We definitely learned this one the hard way. It's relatively simple to unhook a fish when the hook has just gone through its 'lip' (do fish have lips...???), but if you gut-hook a fish (the hook goes into its stomach), it becomes much more difficult to remove and you often need some pliers to reach into the fish to get a hold of the hook. This happened to us recently and I had to call my boss and ask him to stop on his way home from the park to help us out with his multi-tool! Poor fish ended up dying because of the struggle.
A friend of mine that is an avid fly fisher recommended hemostats vs. pliers. We bought some to throw into the tackle box, but any old pair of needle nosed pliers from your toolbox is just fine if you don't want to buy anything new!
A pair of work gloves doesn't hurt either
We have been catching a lot of perch (aka Bluegill) and they've got spines on their back and belly (dorsal fins and ventral and anal fins, respectively). Manhandling them barehanded makes me a little nervous. I'm sure experienced anglers don't think twice about it, but a pair of gloves made me feel just a little bit less at risk of getting stabbed. If you don't have gloves, try to grip near the head and slide your hand back to the middle of its body, compressing the fins as you move.
Get a small tackle box with just a few extra supplies stocked so your day doesn't end prematurely

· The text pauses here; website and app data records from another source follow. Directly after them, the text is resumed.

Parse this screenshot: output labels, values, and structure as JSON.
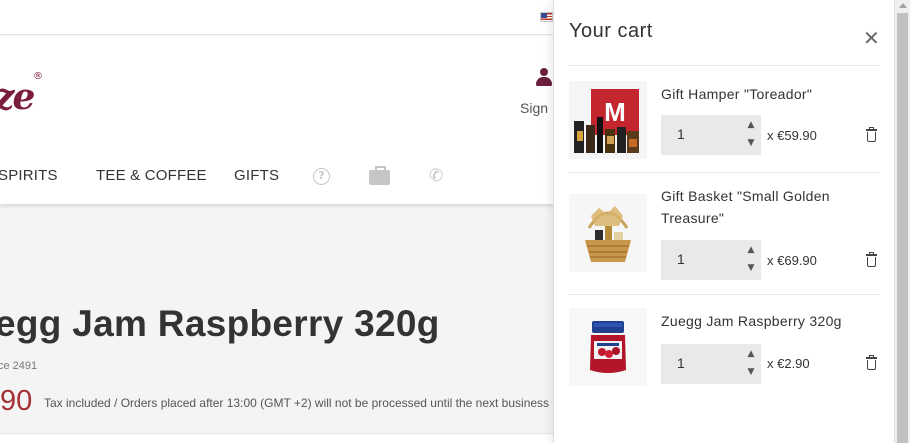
{
  "topbar": {
    "language_flag": "us-flag-icon"
  },
  "header": {
    "logo_reg": "®",
    "logo_text": "ze",
    "sign_in_label": "Sign"
  },
  "nav": {
    "items": [
      "SPIRITS",
      "TEE & COFFEE",
      "GIFTS"
    ],
    "icons": [
      "help-icon",
      "briefcase-icon",
      "phone-icon"
    ],
    "help_glyph": "?",
    "phone_glyph": "✆"
  },
  "product": {
    "title": "egg Jam Raspberry 320g",
    "reference": "ce 2491",
    "price": "90",
    "tax_note": "Tax included / Orders placed after 13:00 (GMT +2) will not be processed until the next business"
  },
  "cart": {
    "title": "Your cart",
    "close_glyph": "✕",
    "items": [
      {
        "name": "Gift Hamper \"Toreador\"",
        "quantity": "1",
        "price": "x €59.90"
      },
      {
        "name": "Gift Basket \"Small Golden Treasure\"",
        "quantity": "1",
        "price": "x €69.90"
      },
      {
        "name": "Zuegg Jam Raspberry 320g",
        "quantity": "1",
        "price": "x €2.90"
      }
    ],
    "stepper": {
      "up": "▲",
      "down": "▼"
    }
  },
  "colors": {
    "brand": "#7a1d3b",
    "price_red": "#a33238",
    "muted_icon": "#c6c6c6"
  }
}
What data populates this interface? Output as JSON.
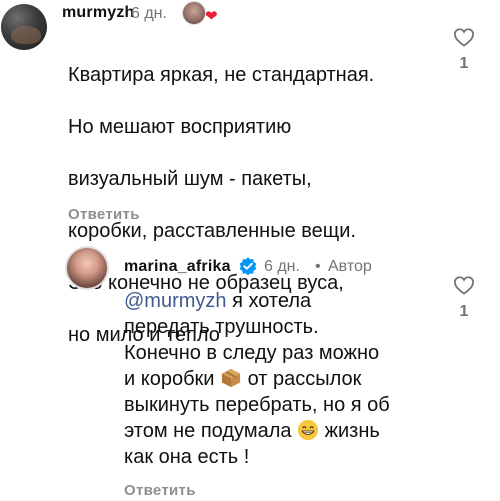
{
  "comment1": {
    "username": "murmyzh",
    "time": "6 дн.",
    "lines": [
      "Квартира яркая, не стандартная.",
      "Но мешают восприятию",
      "визуальный шум - пакеты,",
      "коробки, расставленные вещи.",
      "Это конечно не образец вуса,",
      "но мило и тепло"
    ],
    "reply_label": "Ответить",
    "like_count": "1",
    "liked_by_author_icon": "heart-icon"
  },
  "comment2": {
    "username": "marina_afrika",
    "time": "6 дн.",
    "separator": "•",
    "author_badge": "Автор",
    "mention": "@murmyzh",
    "line1_rest": " я хотела",
    "line2": "передать трушность.",
    "line3": "Конечно в следу раз можно",
    "line4_a": "и коробки ",
    "line4_b": " от рассылок",
    "line5": "выкинуть перебрать, но я об",
    "line6_a": "этом не подумала ",
    "line6_b": " жизнь",
    "line7": "как она есть !",
    "reply_label": "Ответить",
    "like_count": "1"
  },
  "colors": {
    "username": "#111111",
    "meta": "#737373",
    "reply": "#8e8e8e",
    "mention": "#3f5b8f",
    "verified": "#0095f6",
    "heart": "#ed1c36"
  }
}
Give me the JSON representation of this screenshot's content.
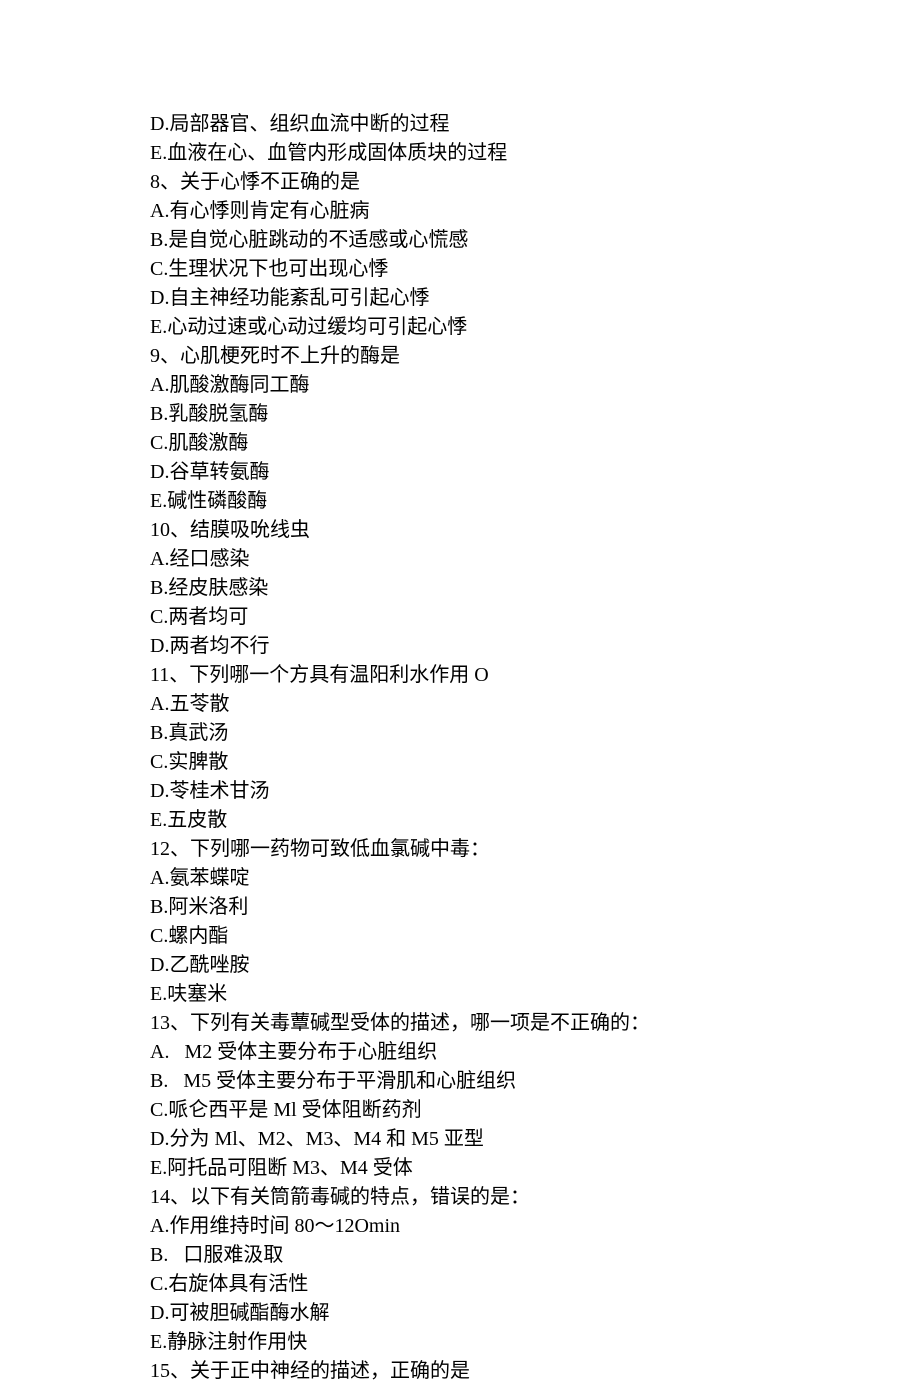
{
  "lines": [
    "D.局部器官、组织血流中断的过程",
    "E.血液在心、血管内形成固体质块的过程",
    "8、关于心悸不正确的是",
    "A.有心悸则肯定有心脏病",
    "B.是自觉心脏跳动的不适感或心慌感",
    "C.生理状况下也可出现心悸",
    "D.自主神经功能紊乱可引起心悸",
    "E.心动过速或心动过缓均可引起心悸",
    "9、心肌梗死时不上升的酶是",
    "A.肌酸激酶同工酶",
    "B.乳酸脱氢酶",
    "C.肌酸激酶",
    "D.谷草转氨酶",
    "E.碱性磷酸酶",
    "10、结膜吸吮线虫",
    "A.经口感染",
    "B.经皮肤感染",
    "C.两者均可",
    "D.两者均不行",
    "11、下列哪一个方具有温阳利水作用 O",
    "A.五苓散",
    "B.真武汤",
    "C.实脾散",
    "D.苓桂术甘汤",
    "E.五皮散",
    "12、下列哪一药物可致低血氯碱中毒：",
    "A.氨苯蝶啶",
    "B.阿米洛利",
    "C.螺内酯",
    "D.乙酰唑胺",
    "E.呋塞米",
    "13、下列有关毒蕈碱型受体的描述，哪一项是不正确的：",
    "A.   M2 受体主要分布于心脏组织",
    "B.   M5 受体主要分布于平滑肌和心脏组织",
    "C.哌仑西平是 Ml 受体阻断药剂",
    "D.分为 Ml、M2、M3、M4 和 M5 亚型",
    "E.阿托品可阻断 M3、M4 受体",
    "14、以下有关筒箭毒碱的特点，错误的是：",
    "A.作用维持时间 80～12Omin",
    "B.   口服难汲取",
    "C.右旋体具有活性",
    "D.可被胆碱酯酶水解",
    "E.静脉注射作用快",
    "15、关于正中神经的描述，正确的是"
  ]
}
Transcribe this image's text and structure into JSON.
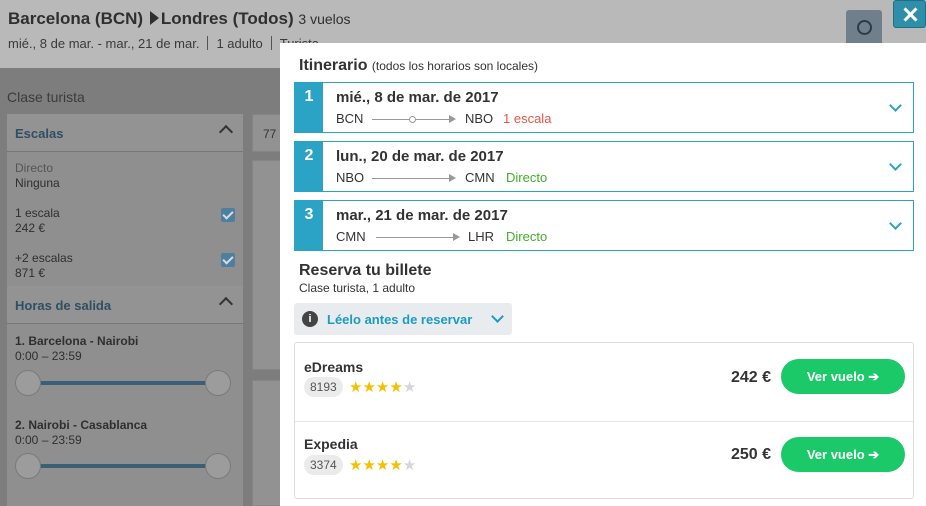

We snagged our line the other day and lost the hook and, stupidly, we didn't have any extras. Soooo... that was that. Time to go home. As soon as we got home, I ordered a small tackle box with the basics - hooks in varying sizes, swivels (little clip things), floats, weights... you get the picture. We got our tackle box off of Amazon (booooo Jeff Bezos) for $10.
Learn how to tie ONE knot
You can use a basic shoe-tying knot (is there a specific name for that? I don't know), but there are some knots that are a bit stronger and better for fishing! One that I learned and is literally the only one I use (well, because it's the only one I know), is the Clinch Knot. Seems to work well enough for the basic fishing that we are doing and it's pretty easy!
An important thing to remember is that it isn't about perfection and knowing everything! Learning is part of the fun and you've got to accept that, when you're just starting something new, you're going to make mistakes and screw up. Embrace it and enjoy learning how to fish!